The Fairhope City Council voted July 24 to award its conditional disaster debris removal and disposal contract to the lowest responsive and responsible vendor — D&J Enterprises Inc. of Auburn — effectively ending an arrangement the city had since 2012 with State Sen. Trip Pittman, who chose not to seek another term in the Legislature this year in favor of a bid for the U.S. Senate.
The annual contract must be rebid every three years, but extensions can be granted to existing contractors within the three-year time frame. Pittman said unlike last year, he was never approached about exercising an extension on his existing contract, which was approved in 2015. Rather, he received new bid documents in January.

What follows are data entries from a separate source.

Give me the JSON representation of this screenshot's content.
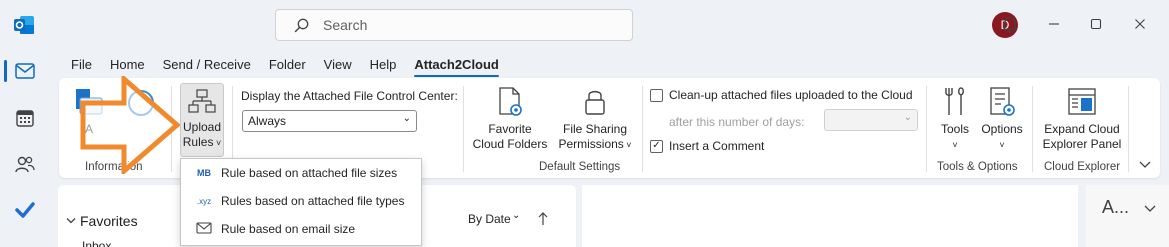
{
  "search": {
    "placeholder": "Search"
  },
  "user": {
    "avatar_initial": "D"
  },
  "menu": {
    "tabs": [
      "File",
      "Home",
      "Send / Receive",
      "Folder",
      "View",
      "Help",
      "Attach2Cloud"
    ],
    "active_tab": "Attach2Cloud"
  },
  "ribbon": {
    "information": {
      "about_label_partial": "A",
      "group_label": "Information"
    },
    "upload_rules": {
      "line1": "Upload",
      "line2": "Rules"
    },
    "default_settings": {
      "display_label": "Display the Attached File Control Center:",
      "display_value": "Always",
      "favorite_line1": "Favorite",
      "favorite_line2": "Cloud Folders",
      "sharing_line1": "File Sharing",
      "sharing_line2": "Permissions",
      "cleanup_label": "Clean-up attached files uploaded to the Cloud",
      "days_label": "after this number of days:",
      "insert_comment_label": "Insert a Comment",
      "group_label": "Default Settings"
    },
    "tools_options": {
      "tools_label": "Tools",
      "options_label": "Options",
      "group_label": "Tools & Options"
    },
    "cloud_explorer": {
      "expand_line1": "Expand Cloud",
      "expand_line2": "Explorer Panel",
      "group_label": "Cloud Explorer"
    }
  },
  "dropdown_menu": {
    "items": [
      {
        "icon_text": "MB",
        "label": "Rule based on attached file sizes"
      },
      {
        "icon_text": ".xyz",
        "label": "Rules based on attached file types"
      },
      {
        "icon_text": "",
        "label": "Rule based on email size"
      }
    ]
  },
  "nav": {
    "favorites": "Favorites",
    "inbox_partial": "Inbox"
  },
  "list": {
    "sort_label": "By Date"
  },
  "right_pane": {
    "label_partial": "A..."
  },
  "colors": {
    "accent": "#0f6cbd",
    "arrow": "#f08a2c",
    "avatar": "#8b1820"
  }
}
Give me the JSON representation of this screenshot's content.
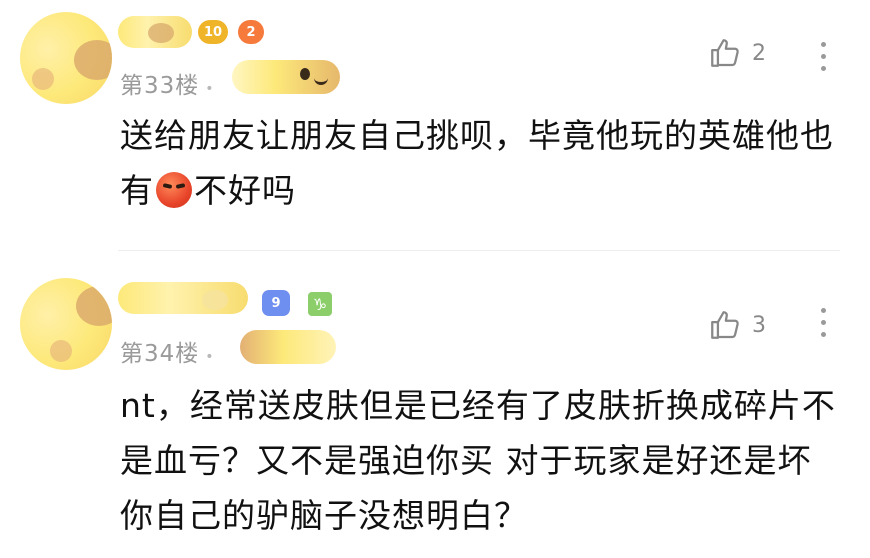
{
  "comments": [
    {
      "level_badge": "10",
      "role_badge": "2",
      "floor": "第33楼",
      "floor_dot": "•",
      "likes": "2",
      "text_line1": "送给朋友让朋友自己挑呗，毕竟他玩的英雄他也",
      "text_line2_pre": "有",
      "emoji_icon": "angry-face-emoji",
      "text_line2_post": "不好吗"
    },
    {
      "level_badge": "9",
      "zodiac_badge": "♑",
      "floor": "第34楼",
      "floor_dot": "•",
      "likes": "3",
      "text_line1": "nt，经常送皮肤但是已经有了皮肤折换成碎片不",
      "text_line2": "是血亏？又不是强迫你买 对于玩家是好还是坏",
      "text_line3": "你自己的驴脑子没想明白？"
    }
  ],
  "colors": {
    "floor_text": "#9a9a9a",
    "like_gray": "#888888",
    "level_badge_gold": "#f0b429",
    "level_badge_blue": "#6f8ff0",
    "zodiac_green": "#8ccf6a"
  }
}
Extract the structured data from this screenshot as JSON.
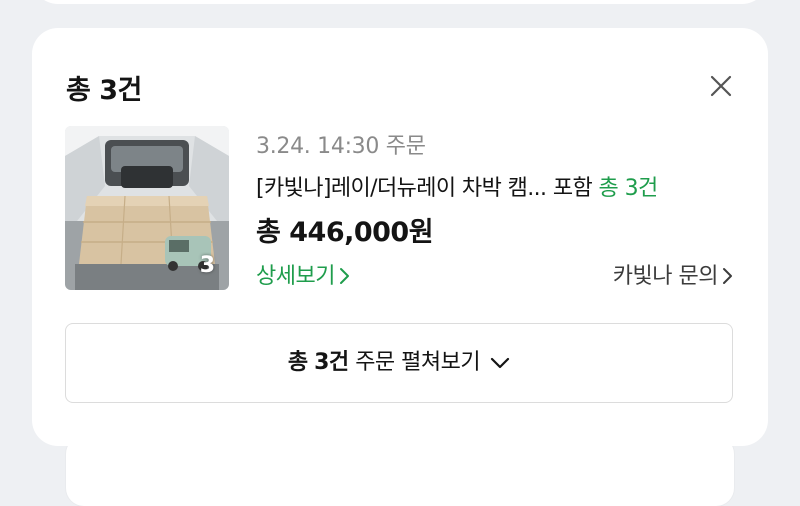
{
  "header": {
    "count_prefix": "총",
    "count": "3건",
    "close_icon": "close-icon"
  },
  "order": {
    "date": "3.24. 14:30 주문",
    "title": "[카빛나]레이/더뉴레이 차박 캠...",
    "included_prefix": "포함",
    "included_count": "총 3건",
    "price": "총 446,000원",
    "thumbnail_count": "3"
  },
  "links": {
    "detail": "상세보기",
    "inquiry": "카빛나 문의"
  },
  "expand_button": {
    "prefix": "총",
    "count": "3건",
    "label": "주문 펼쳐보기"
  },
  "colors": {
    "accent_green": "#1f9d4c",
    "text_dark": "#141414",
    "text_muted": "#8a8a8a",
    "page_bg": "#eef0f3"
  }
}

“That was our notification that [the city] was going to seek new bids,” he said. “We just made the decision to — with what was going on with the state budget and possibly running for [the U.S. Senate] seat — just decided not to rebid.”

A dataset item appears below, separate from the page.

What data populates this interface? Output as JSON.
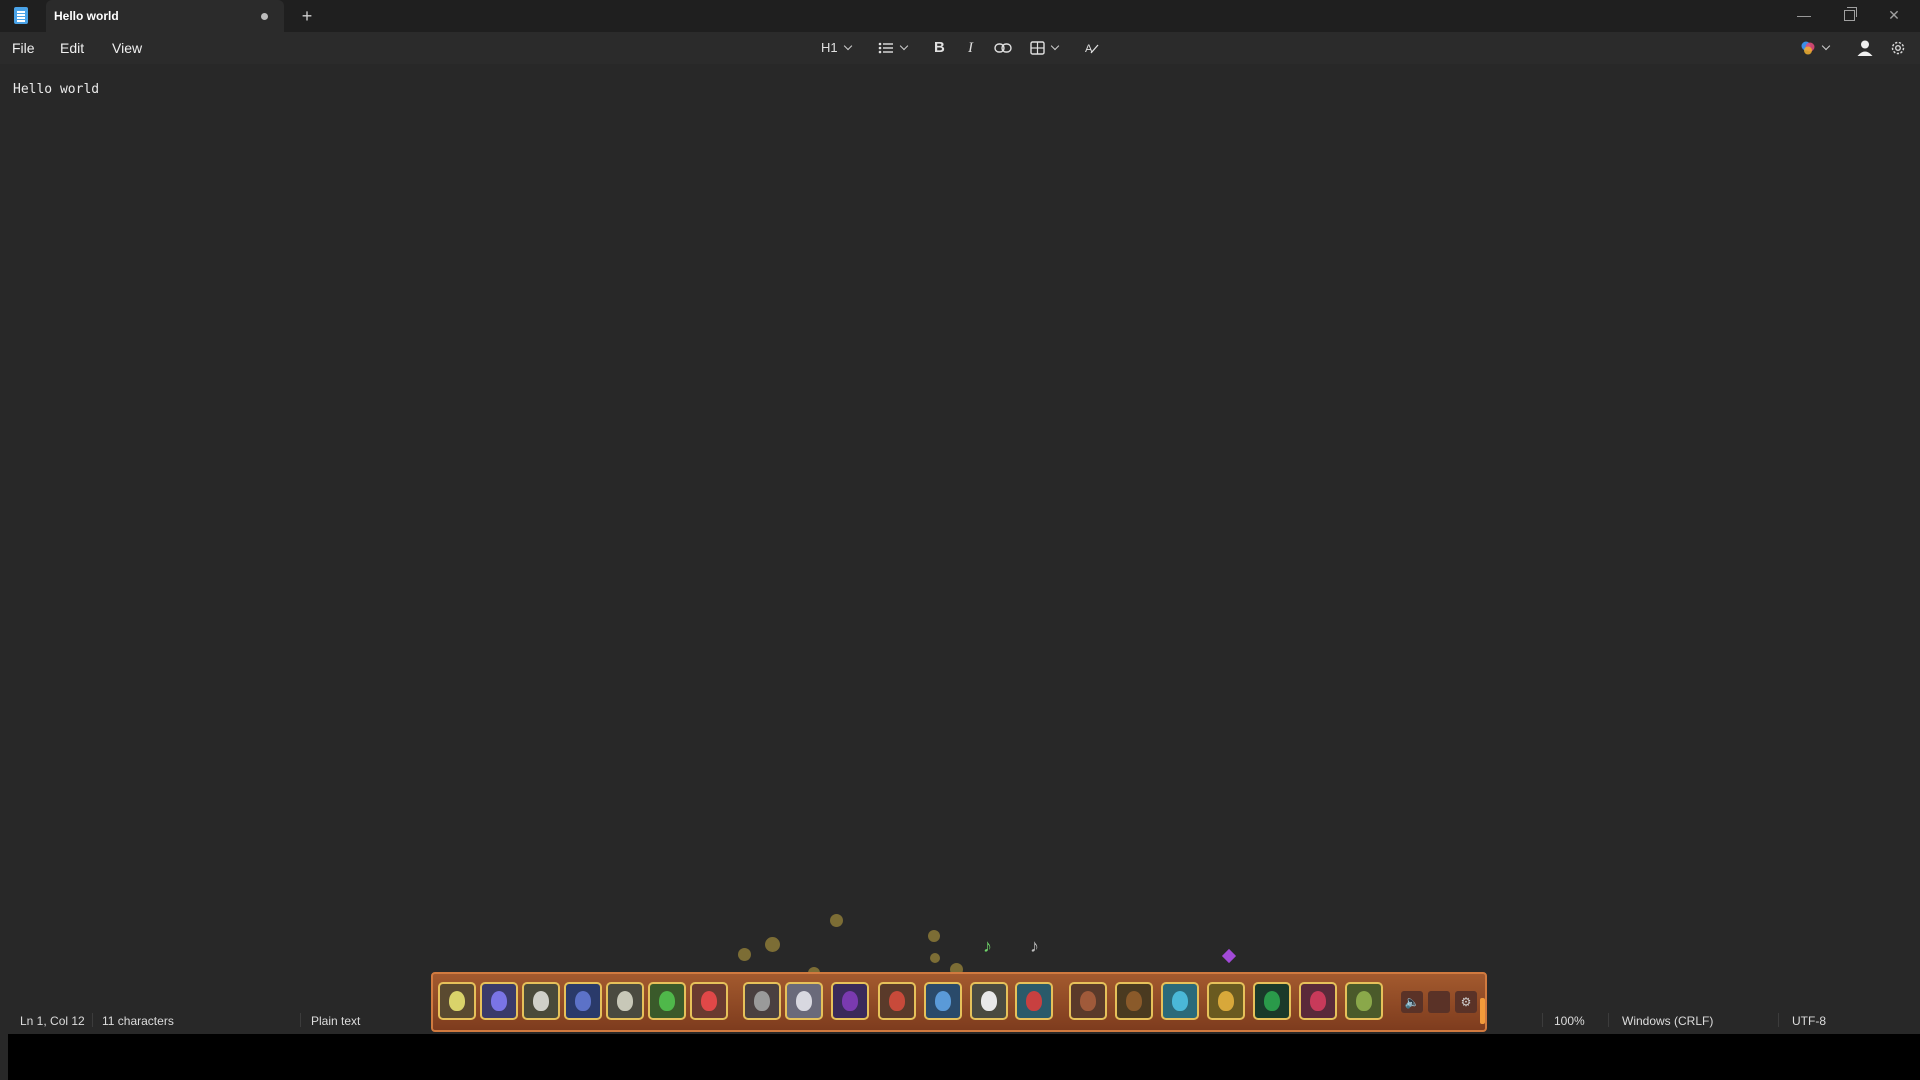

At the City Council meeting July 24, Council President Jack Burrell lamented Mayor Karin Wilson’s decision to rebid, noting D&J’s low bid of just under $1.8 million is still $115,000 more than it would cost to extend Pittman Tractor Co.’s contract for an additional year.
“Every nickel we save is a nickel earned in this city,” Burrell said, before Wilson defended her decision by stating the extension needed to be negotiated before the contract expired earlier this month.
“I’ve talked to Trip and he chose not to bid, but he didn’t send a letter to negotiate the extension either,” Wilson said. “Regardless, if I’m going to ask for something to be re-bid, because I want fresh eyes and new opportunity for all, because I’m a new mayor, there’s nothing wrong with that.”
Wilson and Burrell both acknowledged any “savings” Pittman’s contract would have generated were purely hypothetical, as the contract only pays out if a natural disaster indeed occurs. But Burrell shot back, accusing Wilson of playing politics.
“I think the reason you did it … you did it because you wanted Pittman Tractor Company out,” he said, “We all know why you did it — you wanted him out. … We know what we’re doing on this, our staff knows what they’re doing on this. We didn’t need an attorney to look at this.”
Burrell said if the city does have to exercise the contract with D&J, “it will cost the city money for no good reason at all.”
Talking over each other, Wilson called Burrell’s comments “out of line” and said she “spent a lot of unnecessary time doing it because it came in so late.”
“I’m doing this for the city, OK? Having these options for the city is important and it’s not because I didn’t want Pittman to have the contract — everybody has a fair chance to rebid when I request a rebid.”
The council — including Burrell — voted unanimously to award the new contract to D&J.